    • Hook up the @IBAction from the button to the view controller;

    • In order to know which section you tapped on, you can either iterate through the header views and see which matches the superview of the sender, or if you might give your UITableViewHeaderFooterView some information you can use to determine which header button was tapped (in my example above, I have my CustomHeader a sectionNumber property which I can then access:

      @IBAction func didTapButton(sender: AnyObject) {
          print("tapped", terminator:" ")
          if let headerView = sender.superview as? CustomHeader {
              print("in section \(headerView.sectionNumber)")
  4. In the viewDidLoad in the view controller, register the NIB:

    override func viewDidLoad() {
        tableView.registerNib(UINib(nibName: "CustomHeader", bundle: nil), forHeaderFooterViewReuseIdentifier: "CustomHeader")
  5. In viewForHeaderInSection, dequeue a reusable view using the same identifier you specified in the prior step. Having done that, you can now use your outlet, you don't have to do anything with programmatically created constraints, etc. For example:

    override func tableView(tableView: UITableView, viewForHeaderInSection section: Int) -> UIView? {
        let headerView = tableView.dequeueReusableHeaderFooterViewWithIdentifier("CustomHeader") as! CustomHeader
        headerView.customLabel.text = content[section].name  // set this however is appropriate for your app's model
        headerView.sectionNumber = section
        return headerView

This all sounds confusing when I list all the steps involved, but it's really quite simple once you've done it once or twice.
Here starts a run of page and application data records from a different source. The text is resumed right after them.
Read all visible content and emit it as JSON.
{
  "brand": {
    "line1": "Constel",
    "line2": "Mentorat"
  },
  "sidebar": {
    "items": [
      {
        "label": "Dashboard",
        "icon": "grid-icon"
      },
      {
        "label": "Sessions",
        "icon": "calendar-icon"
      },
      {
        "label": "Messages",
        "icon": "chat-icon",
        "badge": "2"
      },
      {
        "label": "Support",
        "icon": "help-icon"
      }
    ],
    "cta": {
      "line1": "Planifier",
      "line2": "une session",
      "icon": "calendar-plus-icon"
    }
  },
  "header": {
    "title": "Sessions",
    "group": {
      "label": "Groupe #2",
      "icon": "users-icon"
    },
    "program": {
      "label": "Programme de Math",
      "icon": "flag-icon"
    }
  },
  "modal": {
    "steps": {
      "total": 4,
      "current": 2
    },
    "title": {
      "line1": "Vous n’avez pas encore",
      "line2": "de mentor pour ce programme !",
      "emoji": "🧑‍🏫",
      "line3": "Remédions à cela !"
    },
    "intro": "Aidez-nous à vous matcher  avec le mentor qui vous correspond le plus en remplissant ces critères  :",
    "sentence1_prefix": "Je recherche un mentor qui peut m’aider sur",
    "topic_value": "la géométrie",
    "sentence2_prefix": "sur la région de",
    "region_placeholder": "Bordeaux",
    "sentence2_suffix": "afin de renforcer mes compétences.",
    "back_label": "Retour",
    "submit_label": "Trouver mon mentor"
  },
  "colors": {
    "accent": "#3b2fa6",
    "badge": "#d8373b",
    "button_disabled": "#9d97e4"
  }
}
I think it's simpler than building the header view programmatically.

Recommended from our users: Dynamic Network Monitoring from WhatsUp Gold from IPSwitch. Free Download